This is the first post in our joint symposium arising out of the publication of the Chatham House report, Proportionality in the Conduct of Hostilities: The Incidental Harm Side of the Assessment. This piece is cross-posted on Just Security.
At the end of 2018 the International Law Programme at Chatham House published a report analysing the key steps in making assessments about proportionality under international humanitarian law, with a particular focus on incidental harm. The rule of proportionality as formulated in Article 51 of Additional Protocol I of 1977 (AP I) requires belligerents to refrain from attacks ‘which may be expected to cause incidental loss of civilian life, injury to civilians, damage to civilian objects, or a combination thereof, which would be excessive in relation to the concrete and direct military advantage anticipated’.
The report addresses three sets of questions: first, the criteria of causation and foreseeability, the weight to be assigned to particular kinds of harm, and how to assess whether the expected incidental harm is excessive in relation to the anticipated military advantage; second, the types of incidental harm to be considered in proportionality assessments; and, third, a number of legal questions raised by the implementation of the rule in practice.
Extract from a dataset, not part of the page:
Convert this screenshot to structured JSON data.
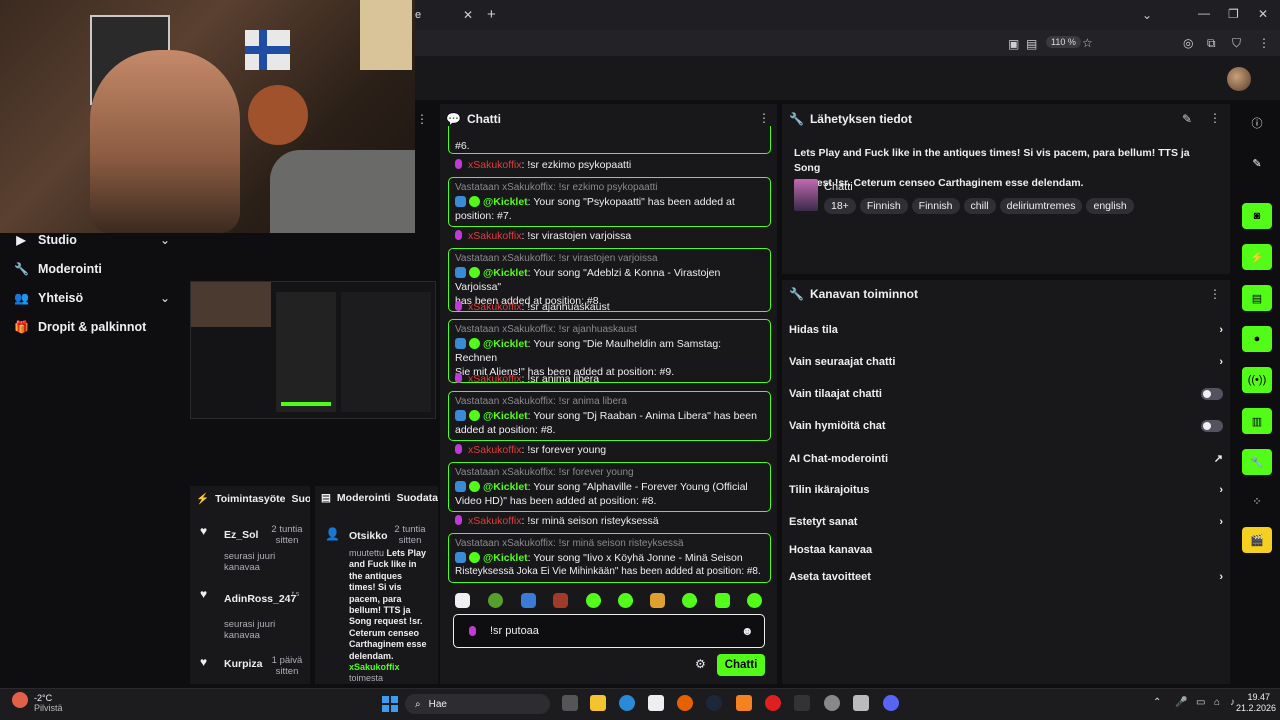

After putting the rule of proportionality into context, this blog post presents four of the points that the report seeks to clarify. These are: the causation of the incidental harm and whether it is foreseeable; ‘knock-on’ or ‘reverberating’ harm; the types of injury to civilians to be considered; and the notion of ‘excessive’ incidental harm. Read the rest of this entry…